Overinterpreting Amoris Laetitia
Yet the bishops’ document doesn’t actually go that far and is limited to a prayer formula that aims to “bless and consolidate the commitment of love and fidelity” of homosexual couples. It is not specified whether a priest or another consecrated person would be involved in the liturgy of blessing.
But as stated by Father Cossement, the document makes the mistake of proposing a definitive framework for persons with a homosexual orientation through the use of terms such as “forever,” and consequently deviates from the approach set forward in Pope Francis’ 2016 apostolic exhortation Amoris Laetitia, which the Flemish bishops claim to follow.

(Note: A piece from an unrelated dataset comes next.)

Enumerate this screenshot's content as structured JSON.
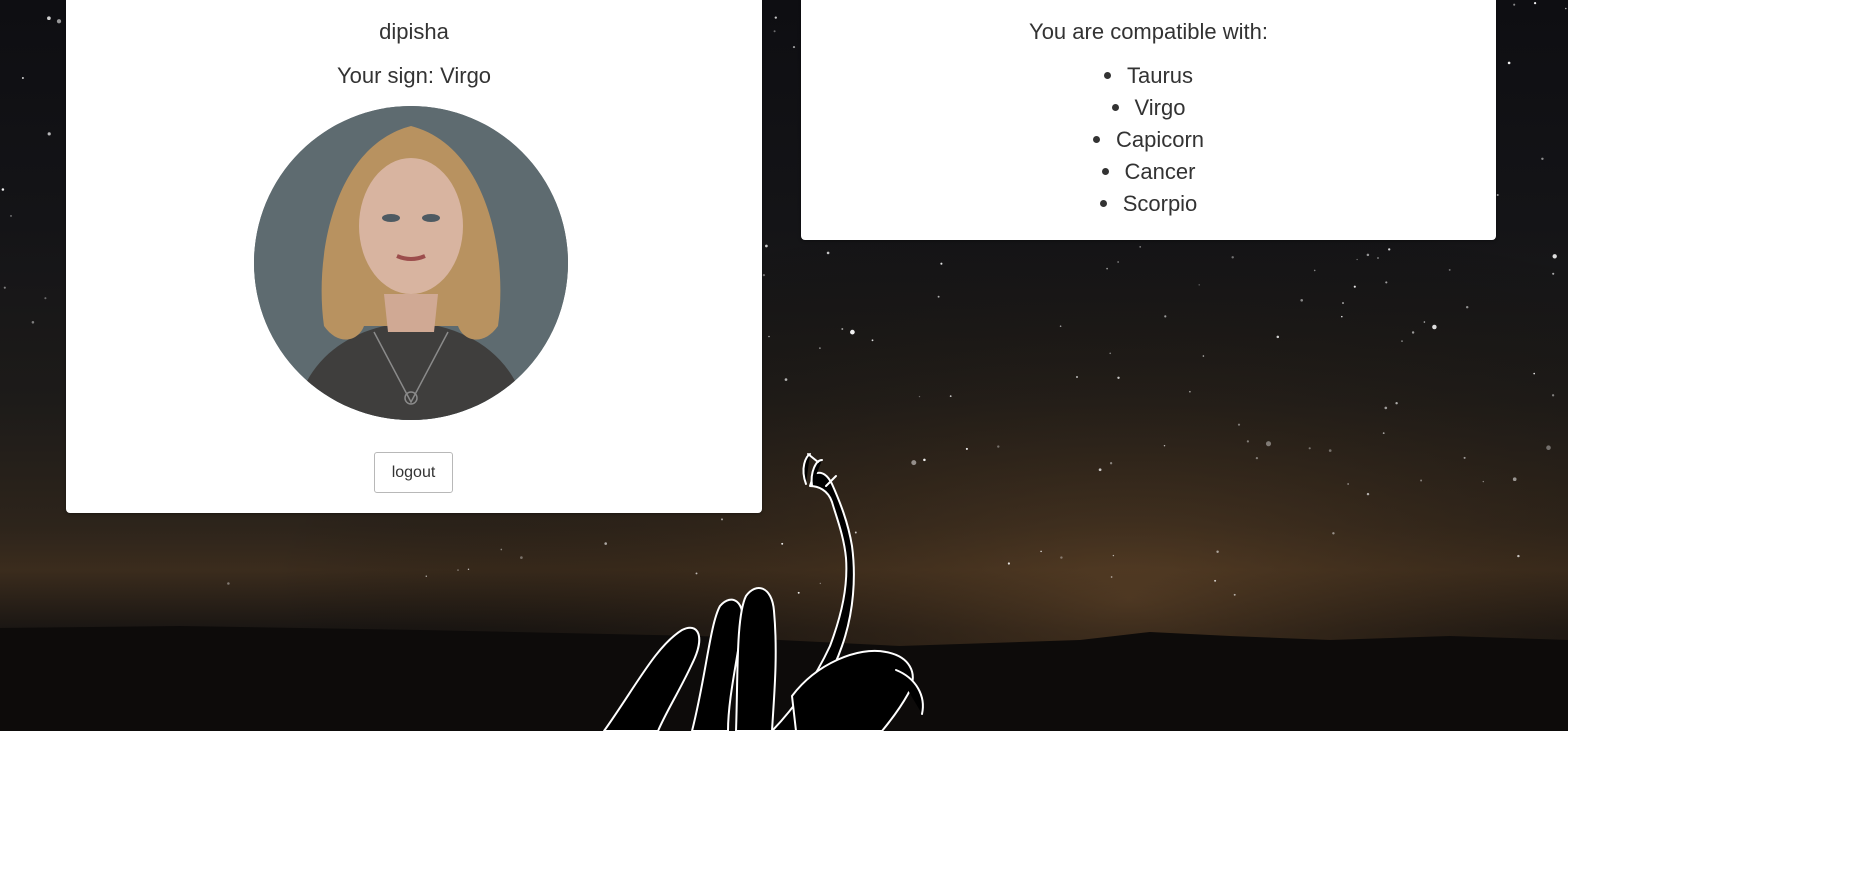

Their document refers in particular to Paragraphs 250, 297 and 303 of the papal text, which call for respect and the welcoming of every person, regardless of their situation and sexual orientation.
“The Pope’s document evoked a dynamic of progressive adaptation to the full will of God for those who do not ‘yet,’ ‘for the moment,’ live the ‘general demands of the Gospel,’” Father Cossement noted, regretting that “the ideal of a relational life that renounces homosexual sexual practice is totally erased from the proposal, as if it were a thing of the past.”
“It is as if the best that the Church can offer to homosexual persons is the blessing of a couple that wants to be stable,” he continued. “It is hard to see how this new path still corresponds to what Amoris Laetitia recalled in its Paragraph 251, namely that ‘there are absolutely no grounds for considering homosexual unions to be in any way similar or even remotely analogous to God’s plan for marriage and family.’”
Father Cossement has devoted several commentaries, notably via his blog, to the question of homosexuality and the reception of homosexual persons within the Church. He says the text of the Belgian bishops is not satisfactory, in that it proposes a “new normalization” of homosexual affection that “imitates as closely as possible the conjugal bond of man and woman.”
“I see in this an impoverishment of the spiritual quest of homosexual persons and a risk of great loss of interior dynamism on the path to holiness,” he said.
This sentiment is shared by Dumouch, who is also concerned about the consequences that the claim of a right to a sexuality without any link to procreation could have on the spiritual life of Catholics. However, his concern is tempered by his observation that, with respect to major cultural and society issues like the pastoral accompaniment of homosexual persons, the majority of younger priests appear to have found a way to a sound reconciliation between love and truth, between being welcoming and adhering to doctrine.
Said Dumouch, “The new bishops of the young ‘John Paul II Generation,’ well-prepared to face the challenges of our time, are about to take up the baton, which I believe will bring a certain balance and ease many tensions within our Church.”